▶ **Work request**:
Out of the entries that follow, copy each line containing "金属栏杆式护栏设计图".

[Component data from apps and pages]
+===+
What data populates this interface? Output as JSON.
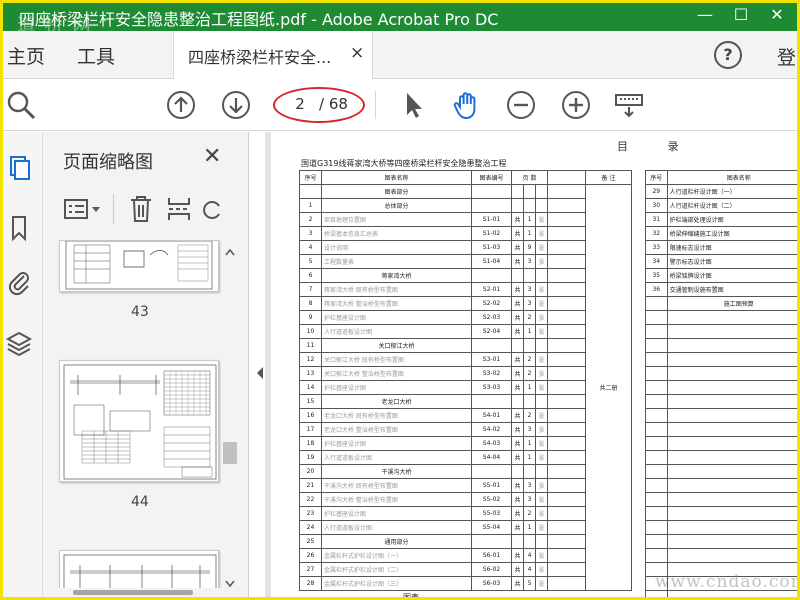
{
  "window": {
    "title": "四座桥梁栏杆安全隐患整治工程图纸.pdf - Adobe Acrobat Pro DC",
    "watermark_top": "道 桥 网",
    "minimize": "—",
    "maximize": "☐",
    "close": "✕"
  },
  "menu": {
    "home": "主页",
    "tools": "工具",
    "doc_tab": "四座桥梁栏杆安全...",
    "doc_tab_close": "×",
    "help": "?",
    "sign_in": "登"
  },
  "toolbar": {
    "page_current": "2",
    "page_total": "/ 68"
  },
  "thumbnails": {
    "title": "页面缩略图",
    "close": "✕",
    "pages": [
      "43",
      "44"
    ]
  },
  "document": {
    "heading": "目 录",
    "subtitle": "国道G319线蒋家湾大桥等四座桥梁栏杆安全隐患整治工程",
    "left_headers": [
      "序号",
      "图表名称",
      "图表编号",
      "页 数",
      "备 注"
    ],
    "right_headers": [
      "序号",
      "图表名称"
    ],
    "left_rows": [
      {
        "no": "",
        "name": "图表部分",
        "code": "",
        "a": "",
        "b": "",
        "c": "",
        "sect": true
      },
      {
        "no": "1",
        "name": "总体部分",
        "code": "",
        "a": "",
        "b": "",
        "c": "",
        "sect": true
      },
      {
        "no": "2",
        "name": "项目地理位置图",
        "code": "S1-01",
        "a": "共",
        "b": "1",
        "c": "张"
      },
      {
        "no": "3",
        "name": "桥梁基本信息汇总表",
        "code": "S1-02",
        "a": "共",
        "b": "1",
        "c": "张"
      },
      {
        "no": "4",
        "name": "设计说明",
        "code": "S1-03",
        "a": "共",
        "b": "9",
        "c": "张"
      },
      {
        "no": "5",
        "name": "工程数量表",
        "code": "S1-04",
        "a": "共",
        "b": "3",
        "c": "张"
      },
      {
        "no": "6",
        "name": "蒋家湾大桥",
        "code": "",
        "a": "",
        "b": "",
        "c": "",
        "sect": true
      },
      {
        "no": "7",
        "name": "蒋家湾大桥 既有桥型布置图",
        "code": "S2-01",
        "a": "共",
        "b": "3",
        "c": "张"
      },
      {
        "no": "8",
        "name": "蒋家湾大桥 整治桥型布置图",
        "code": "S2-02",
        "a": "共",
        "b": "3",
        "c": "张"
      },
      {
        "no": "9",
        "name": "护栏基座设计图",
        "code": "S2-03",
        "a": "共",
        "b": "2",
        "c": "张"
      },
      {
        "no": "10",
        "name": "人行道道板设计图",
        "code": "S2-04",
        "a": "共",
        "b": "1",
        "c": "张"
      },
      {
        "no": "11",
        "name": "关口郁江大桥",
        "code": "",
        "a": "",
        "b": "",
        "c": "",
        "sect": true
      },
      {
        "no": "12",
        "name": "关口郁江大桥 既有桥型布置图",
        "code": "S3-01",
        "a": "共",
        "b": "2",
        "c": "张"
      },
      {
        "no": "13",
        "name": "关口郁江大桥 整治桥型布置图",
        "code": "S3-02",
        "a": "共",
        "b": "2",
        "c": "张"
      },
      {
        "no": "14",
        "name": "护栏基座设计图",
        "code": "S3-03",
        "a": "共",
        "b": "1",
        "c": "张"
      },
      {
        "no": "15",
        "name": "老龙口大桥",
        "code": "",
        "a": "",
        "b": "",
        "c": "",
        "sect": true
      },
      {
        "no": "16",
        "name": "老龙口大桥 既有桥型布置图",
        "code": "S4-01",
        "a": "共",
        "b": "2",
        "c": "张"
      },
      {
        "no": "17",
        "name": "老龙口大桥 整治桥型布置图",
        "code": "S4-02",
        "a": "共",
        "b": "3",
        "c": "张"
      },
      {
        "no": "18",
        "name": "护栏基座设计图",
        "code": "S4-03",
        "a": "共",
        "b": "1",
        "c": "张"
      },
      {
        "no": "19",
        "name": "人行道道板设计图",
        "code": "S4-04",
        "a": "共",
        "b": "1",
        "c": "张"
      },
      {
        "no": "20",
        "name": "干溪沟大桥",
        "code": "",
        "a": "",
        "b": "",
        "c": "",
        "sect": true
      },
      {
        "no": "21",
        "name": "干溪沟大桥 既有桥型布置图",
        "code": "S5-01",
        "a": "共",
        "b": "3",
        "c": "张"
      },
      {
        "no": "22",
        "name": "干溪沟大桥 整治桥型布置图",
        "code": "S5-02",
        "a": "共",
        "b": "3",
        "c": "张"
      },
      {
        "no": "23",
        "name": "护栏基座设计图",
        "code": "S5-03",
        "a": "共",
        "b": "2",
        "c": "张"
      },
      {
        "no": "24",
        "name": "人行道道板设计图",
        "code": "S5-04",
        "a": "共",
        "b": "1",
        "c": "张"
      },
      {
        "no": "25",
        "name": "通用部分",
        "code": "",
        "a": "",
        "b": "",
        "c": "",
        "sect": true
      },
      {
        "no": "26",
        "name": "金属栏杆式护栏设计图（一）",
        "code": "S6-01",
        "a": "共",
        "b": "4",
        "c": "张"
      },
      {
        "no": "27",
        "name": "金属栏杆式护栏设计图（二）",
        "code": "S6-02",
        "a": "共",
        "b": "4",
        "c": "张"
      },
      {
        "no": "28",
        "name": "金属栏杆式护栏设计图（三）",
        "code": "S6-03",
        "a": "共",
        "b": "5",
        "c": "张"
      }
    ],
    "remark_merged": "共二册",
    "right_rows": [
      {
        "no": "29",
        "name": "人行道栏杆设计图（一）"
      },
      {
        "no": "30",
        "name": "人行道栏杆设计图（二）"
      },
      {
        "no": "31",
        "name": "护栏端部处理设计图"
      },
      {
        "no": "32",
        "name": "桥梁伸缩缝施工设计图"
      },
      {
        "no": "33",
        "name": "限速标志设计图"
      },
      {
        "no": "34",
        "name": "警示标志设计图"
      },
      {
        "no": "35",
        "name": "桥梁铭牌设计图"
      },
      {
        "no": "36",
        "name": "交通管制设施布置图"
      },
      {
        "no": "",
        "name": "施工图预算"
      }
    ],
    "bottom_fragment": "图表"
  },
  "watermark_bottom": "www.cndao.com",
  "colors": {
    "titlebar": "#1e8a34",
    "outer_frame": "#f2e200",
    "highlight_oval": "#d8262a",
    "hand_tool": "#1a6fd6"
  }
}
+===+
▶ **Answer to this problem**:
        "name": "金属栏杆式护栏设计图（一）",
        "name": "金属栏杆式护栏设计图（二）",
        "name": "金属栏杆式护栏设计图（三）",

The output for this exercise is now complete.